Graphic Storytelling (Bachelor - 4 years):
This is a very new program at the school, so I don’t know all that much about it, unfortunately. While CGA and CA cooperate a lot in group projects, GS sort of just do their own thing. But as the name suggests: They learn to make comics, so they focus a lot on story, and how to tell a story through drawings. It seems like they’re having lots of fun at least
The Drawing Academy (1 semester):
This is a classical drawing course that lasts for one semester, and it runs both spring and autumn. You will basically spend 5 hours every weekday drawing nude models, and it’s an incredibly good resource for learning anatomy, as well as how to draw forms. I took one semester there myself, before I started CGA, and I leveled up super fast towards the end of the course. It is quite expensive, but if you can afford it I really recommend it.
The teaching and workspace:
The teachers are all from the industry around the world, which means that they actually have paid jobs doing what they teach you, rather than just teaching. This is great, because they know what the industry want and demands, and can teach thereafter. We’ve had teachers from studios like Disney, Pixar, Dreamworks, Framestore, Double Negative, Weta and many many other places. Having good teachers are vital for the school, so they keep track of which ones do a good job, and keep inviting them back, whereas the less good teachers don’t. This means that each year generally gets better and better teachers. Apart from good teaching, the students also get valuable contacts in the industry. We are all supposed to make a living after our studies, after all, and the school wants to prepare us in the best possible way to be able to do so.
Apart from great teaching, each student gets their own work station with a powerful computer, Wacom tablet, and pretty must all the big programs that are used in the industry, like Maya, Zbrush, Photoshop, After Effects, Premiere, Nuke, Mari etc.
There are generally week based assignments, or group projects lasting a few weeks or months. Most of the students work hard to make the best they can, and it’s not uncommon to see some students sit around in the classrooms at midnight and in weekends (although no one will expect you to work like crazy - sleep, exercise and healthy lifestyle is strongly encouraged by the school!)
This is definitely what I’ve gotten the most questions about, so I will try be as informative as I can:
The acceptance to the school is based on your portfolio.
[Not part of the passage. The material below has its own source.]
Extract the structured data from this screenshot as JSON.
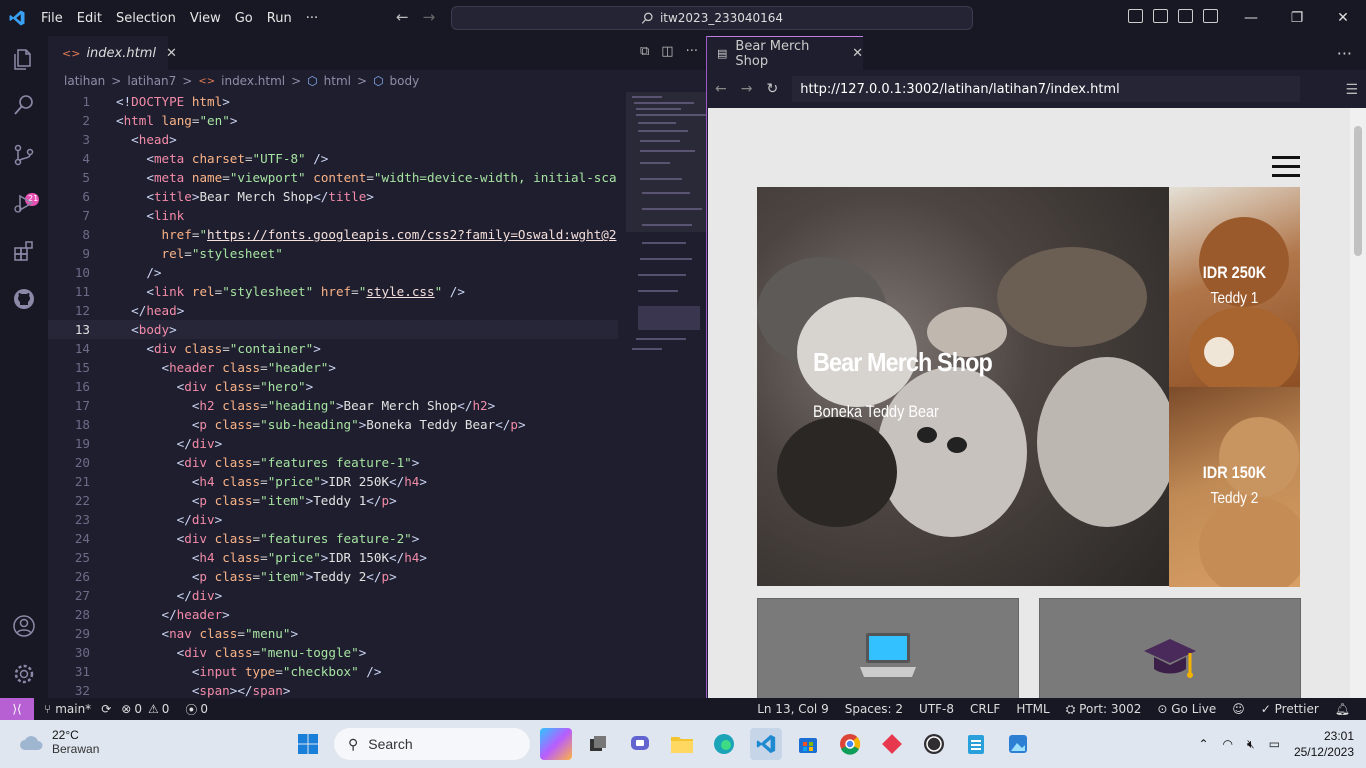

The requirements vary a bit depending on which program you want to apply for, but all require that you master some basic drawing skills, like how to construct shapes, perspective, and anatomy. Apart from technical drawing skills, they want to see that you have strong ideas, so avoid putting any fan art in your portfolio, as well as very generic things like “warrior on a hill”, or “angry dragon breathing fire”. (That is, if you have a backstory for the drawings, you can probably make it far more interesting – the school loves to see story in the portfolio pieces ). You can find out more about the specific requirements here: www.animwork.dk/en/degree_cour…
The level of the portfolios seem to get higher every single year, and it’s not easy to get in (I failed the first time I tried, and went to the Drawing Academy instead – something that turned out being a great experience). However, you don’t have to create masterpieces to get in. Just devote a lot of time to make your portfolio, and really put your heart into getting good ideas and good drawings. Push yourself, especially when drawing the things you aren’t quite comfortable with (like backgrounds, for instance). Show the school how much you want to succeed, and how devoted you are to the task. Make them know you want to do this for a living. If you fail the first time, then try again. And again. Several students have tried for years before they finally got accepted.
Entrance exam and interview:
If your portfolio gets accepted, you will be invited to a test and an interview. A lot of people have been worried about this, and ask me if it’s really as terrible as it sounds. I can safely say that it’s not that bad, and in fact quite fun.
You can take the test either physically at the school, or from home and send it over email (mainly for foreign students). You will have a total of 3 hours for the test (4 hours if you take it from home, to get time for scanning and sending the drawings), and you will use pencil and paper. You will have to design a character, a small background, and a storyboard of 8-15 frames based on some themes you get. It is quite fun, despite the time pressure (and trust me, time sure flies during the test). The test isn’t really so much to see how good your drawings and design are (although it is taken into consideration), but rather a test to make sure that you are actually the one who made the portfolio you sent them.
The interview is a nice chat where you just have to talk about why you want to study at the school, and what your plans are for the future. This is also so that the school can make sure that you can handle criticism (because your work will be criticized a LOT during the education), and that you’re not an asshole who won’t cooperate with anyone. Teamwork is a vital part of the education, and they need to know that all the student can work with each other. So be a nice person
Living in Denmark/Viborg:
This is another thing that seems to worry a lot of people. Denmark is known as a pretty expensive country to live in. The school is situated in a small town called Viborg, so it is a bit cheaper to live there compared to the capital. Still, don’t expect housing to be much cheaper than 2500 DKK. For food and general shopping you can probably manage with 200-300 DKK per week, if you can find good offers. And while the tuition at the school is free if you’re from a country within EU/EEA, you still have to pay a materials fee, which is 2200 DKK every month (this will be 79,200 DKK in total for the 3 years).
As for housing, there is a campus right next to the school (around 3 minutes walking distance), where students automatically are placed unless they find an apartment on their own.
Most people in Denmark are very good at speaking English, so that shouldn’t be a problem. The school offers Danish courses for foreigners who are interested, but it’s not required.
Some people have asked me if they can expect to get a part-time job to support their studies in Viborg, but I wouldn’t count on that. Viborg is a small town, after all, so it’s limited how many restaurants need people to clean dishes and stuff. Of course, it is possible, it’s just not very easy – especially if you don’t speak Danish.
As for the town itself: It is very cozy, calm and quiet, surrounded by farmland and lakes. It is very safe to live here, and nobody needs to be afraid even when taking a midnight walk in the dark. Crime rates are generally low in Denmark, although bike theft is quite common. For those who are looking for a place to party at nightclubs every weekend, this is probably not the place for you. But as a student, you will most likely find that you want to spend most of your time at school anyway (the school even has its very own pub!), and parties and social activities are frequently held.
To finish this long post off: The Animation Workshop is an incredible school, and I have developed so much both as an artist and as a person during my time here. I’ve also gotten many great friends, both students and teachers, whom I will stay in touch with throughout my whole career. I don’t think many schools have such and open and friendly atmosphere, where everybody is so willing to share their knowledge and cheer for their classmates, rather than competing. We know that we one day will be colleagues, and we want our team to be as strong as possible. This, combined with ambitious students, is what has enabled the school to produce so many great Bachelor films. So if you want to be a part of the school and create some amazing things as well, then go for it – pour all of your heart and effort into it. It will totally be worth it.
I hope this was helpful, and if you have more questions, I can try to answer them as well